I gazed across his smooth plateau of his shoulders, toward the shadows as he moved inside me, and each spectral gesture took on worth beyond any counterpart in the land of the living, where children know bright colors and the sticky hands of other children, and light, and once a butterfly.
He picked me up from the floor of the cave and handed me back, piece by piece. In pieces I catch myself whispering: give me that illicit dignity again, of touch without lies of safety.
The Northern Ibis reappeared in Ethiopian highlands in the 70’s and in Palmyrus in the years before this war, and now they say that the last of the species has died without mating. And yet:

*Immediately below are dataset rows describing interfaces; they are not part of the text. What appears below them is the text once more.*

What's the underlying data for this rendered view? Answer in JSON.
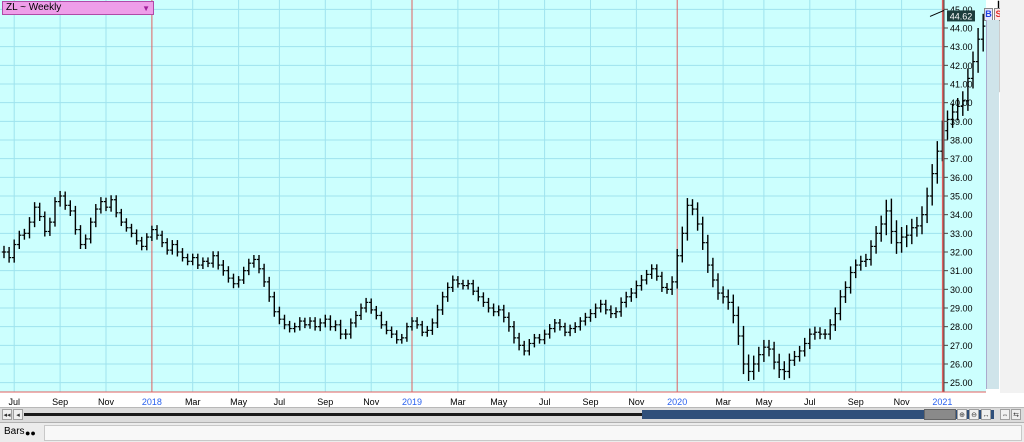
{
  "header": {
    "title": "ZL ~ Weekly",
    "buy_label": "B",
    "sell_label": "S"
  },
  "bottom": {
    "bars_label": "Bars",
    "bars_icon": "●●"
  },
  "colors": {
    "background": "#ccfffe",
    "grid": "#9fe3ee",
    "bar": "#000000",
    "year_line": "#e06060",
    "year_label": "#2a62f0"
  },
  "chart_data": {
    "type": "ohlc",
    "title": "ZL ~ Weekly",
    "last_price": 44.62,
    "ylim": [
      24.5,
      45.5
    ],
    "y_ticks": [
      "25.00",
      "26.00",
      "27.00",
      "28.00",
      "29.00",
      "30.00",
      "31.00",
      "32.00",
      "33.00",
      "34.00",
      "35.00",
      "36.00",
      "37.00",
      "38.00",
      "39.00",
      "40.00",
      "41.00",
      "42.00",
      "43.00",
      "44.00",
      "45.00"
    ],
    "x_ticks": [
      {
        "label": "Jul",
        "week": 2,
        "year": false
      },
      {
        "label": "Sep",
        "week": 11,
        "year": false
      },
      {
        "label": "Nov",
        "week": 20,
        "year": false
      },
      {
        "label": "2018",
        "week": 29,
        "year": true
      },
      {
        "label": "Mar",
        "week": 37,
        "year": false
      },
      {
        "label": "May",
        "week": 46,
        "year": false
      },
      {
        "label": "Jul",
        "week": 54,
        "year": false
      },
      {
        "label": "Sep",
        "week": 63,
        "year": false
      },
      {
        "label": "Nov",
        "week": 72,
        "year": false
      },
      {
        "label": "2019",
        "week": 80,
        "year": true
      },
      {
        "label": "Mar",
        "week": 89,
        "year": false
      },
      {
        "label": "May",
        "week": 97,
        "year": false
      },
      {
        "label": "Jul",
        "week": 106,
        "year": false
      },
      {
        "label": "Sep",
        "week": 115,
        "year": false
      },
      {
        "label": "Nov",
        "week": 124,
        "year": false
      },
      {
        "label": "2020",
        "week": 132,
        "year": true
      },
      {
        "label": "Mar",
        "week": 141,
        "year": false
      },
      {
        "label": "May",
        "week": 149,
        "year": false
      },
      {
        "label": "Jul",
        "week": 158,
        "year": false
      },
      {
        "label": "Sep",
        "week": 167,
        "year": false
      },
      {
        "label": "Nov",
        "week": 176,
        "year": false
      },
      {
        "label": "2021",
        "week": 184,
        "year": true
      }
    ],
    "close": [
      32.0,
      31.7,
      32.4,
      32.9,
      33.0,
      33.6,
      34.4,
      33.9,
      33.1,
      33.6,
      34.7,
      35.0,
      34.5,
      34.2,
      33.2,
      32.4,
      32.7,
      33.6,
      34.3,
      34.7,
      34.4,
      34.8,
      34.1,
      33.6,
      33.3,
      33.0,
      32.6,
      32.3,
      32.8,
      33.2,
      32.9,
      32.5,
      32.1,
      32.4,
      32.0,
      31.7,
      31.5,
      31.7,
      31.3,
      31.5,
      31.4,
      31.8,
      31.3,
      31.0,
      30.6,
      30.3,
      30.5,
      31.0,
      31.4,
      31.6,
      31.1,
      30.4,
      29.6,
      28.8,
      28.4,
      28.1,
      27.9,
      28.0,
      28.3,
      28.1,
      28.3,
      28.0,
      28.2,
      28.4,
      28.0,
      28.1,
      27.6,
      27.6,
      28.2,
      28.6,
      29.0,
      29.3,
      28.9,
      28.6,
      28.1,
      27.8,
      27.6,
      27.3,
      27.4,
      28.0,
      28.3,
      28.1,
      27.7,
      27.8,
      28.2,
      28.9,
      29.6,
      30.1,
      30.5,
      30.3,
      30.2,
      30.3,
      29.9,
      29.6,
      29.3,
      29.0,
      28.8,
      28.9,
      28.5,
      28.0,
      27.4,
      27.0,
      26.7,
      27.1,
      27.4,
      27.3,
      27.6,
      27.9,
      28.2,
      28.0,
      27.7,
      27.9,
      28.0,
      28.3,
      28.5,
      28.7,
      29.0,
      29.2,
      28.9,
      28.7,
      28.8,
      29.3,
      29.6,
      29.8,
      30.2,
      30.5,
      30.8,
      31.1,
      30.7,
      30.1,
      30.0,
      30.4,
      31.8,
      33.0,
      34.5,
      34.3,
      33.5,
      32.5,
      31.3,
      30.5,
      29.8,
      29.6,
      29.3,
      28.6,
      27.5,
      26.0,
      25.6,
      26.0,
      26.5,
      26.9,
      26.8,
      26.1,
      25.7,
      25.6,
      26.2,
      26.4,
      26.7,
      27.1,
      27.6,
      27.7,
      27.6,
      27.6,
      28.1,
      28.7,
      29.6,
      30.1,
      30.9,
      31.3,
      31.5,
      31.6,
      32.3,
      33.0,
      33.5,
      34.2,
      33.1,
      32.5,
      32.8,
      32.9,
      33.3,
      33.4,
      34.0,
      35.0,
      36.2,
      37.4,
      38.5,
      39.1,
      39.5,
      39.8,
      40.1,
      41.3,
      42.2,
      43.4,
      44.1,
      42.0,
      41.4,
      44.62
    ],
    "range": [
      1.1,
      0.9,
      0.9,
      0.8,
      0.8,
      0.9,
      0.9,
      0.8,
      0.9,
      0.8,
      0.8,
      0.9,
      0.8,
      0.9,
      0.9,
      0.8,
      0.8,
      0.8,
      0.9,
      0.8,
      0.7,
      0.8,
      0.8,
      0.7,
      0.7,
      0.7,
      0.7,
      0.7,
      0.7,
      0.7,
      0.8,
      0.8,
      0.8,
      0.8,
      0.8,
      0.7,
      0.7,
      0.7,
      0.7,
      0.7,
      0.7,
      0.8,
      0.8,
      0.9,
      0.8,
      0.8,
      0.7,
      0.7,
      0.8,
      0.8,
      0.8,
      0.9,
      0.9,
      0.9,
      0.9,
      0.8,
      0.7,
      0.7,
      0.7,
      0.6,
      0.7,
      0.7,
      0.8,
      0.8,
      0.7,
      0.8,
      0.9,
      0.9,
      0.8,
      0.8,
      0.8,
      0.8,
      0.7,
      0.7,
      0.7,
      0.7,
      0.7,
      0.7,
      0.7,
      0.7,
      0.7,
      0.7,
      0.7,
      0.8,
      0.8,
      0.9,
      0.9,
      0.9,
      0.8,
      0.7,
      0.7,
      0.7,
      0.7,
      0.8,
      0.8,
      0.8,
      0.8,
      0.8,
      0.9,
      0.9,
      1.0,
      0.9,
      0.8,
      0.8,
      0.7,
      0.7,
      0.8,
      0.8,
      0.7,
      0.7,
      0.7,
      0.7,
      0.8,
      0.7,
      0.8,
      0.8,
      0.8,
      0.8,
      0.8,
      0.8,
      0.8,
      0.9,
      0.9,
      0.9,
      0.9,
      0.9,
      0.8,
      0.8,
      0.8,
      0.8,
      0.8,
      1.0,
      1.2,
      1.2,
      1.3,
      1.1,
      1.2,
      1.3,
      1.4,
      1.3,
      1.2,
      1.2,
      1.3,
      1.4,
      1.6,
      1.8,
      1.7,
      1.5,
      1.4,
      1.3,
      1.3,
      1.3,
      1.5,
      1.5,
      1.2,
      1.0,
      0.9,
      1.0,
      1.0,
      1.0,
      0.9,
      0.9,
      1.0,
      1.1,
      1.2,
      1.1,
      1.1,
      1.0,
      1.0,
      1.0,
      1.1,
      1.3,
      1.5,
      2.0,
      2.2,
      2.0,
      1.8,
      1.8,
      1.6,
      1.6,
      1.5,
      1.5,
      1.7,
      1.8,
      1.8,
      1.6,
      1.5,
      1.5,
      1.7,
      1.8,
      1.8,
      2.0,
      2.2,
      2.8,
      3.0,
      2.8
    ]
  }
}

My nephew knew no names for birds but he could point up and shout when missiles flew over: FROG-7! Scud-B! M-600!
Having known only shelters and curfews and grandparents, one day, he saw another child and put his fingers in the child’s eyes, because surely it must be a doll. The other child, a boy, pushed his face. My nephew pulled back, in dazed wonder, then he laughed in the shocked way that only children can, his mouth contorting like a cry about to erupt.
They say the hour is coming. The sky is obscured by dust. But look, an old man selling oranges, and the Ibis, extinct before and gone again, another ghost on the wall of the cave.
Look closer. He is covered with dust: face, beard, hair, coat. Closer still: see the shine of the oranges.
You don’t get that, after a barrel bomb, unless you take a wet rag and polish each, one at a time.
Exit like this, then: Hold up your hands, surrender to a dusty light, Listen.
Call my name, please. I am not sure who I am.
About the Author
Stacey Johnson is a current MFA candidate at San Diego State University. Her short story “Son of Man” is a winner of the Fulton Prize for Fiction. Her work has appeared in The Adirondack Review, R.kv.r.y. Literary Quarterly, High Shelf, and is forthcoming in Fiction International. She lives and teaches in San Diego County with her daughter, Grace, who inspires everything.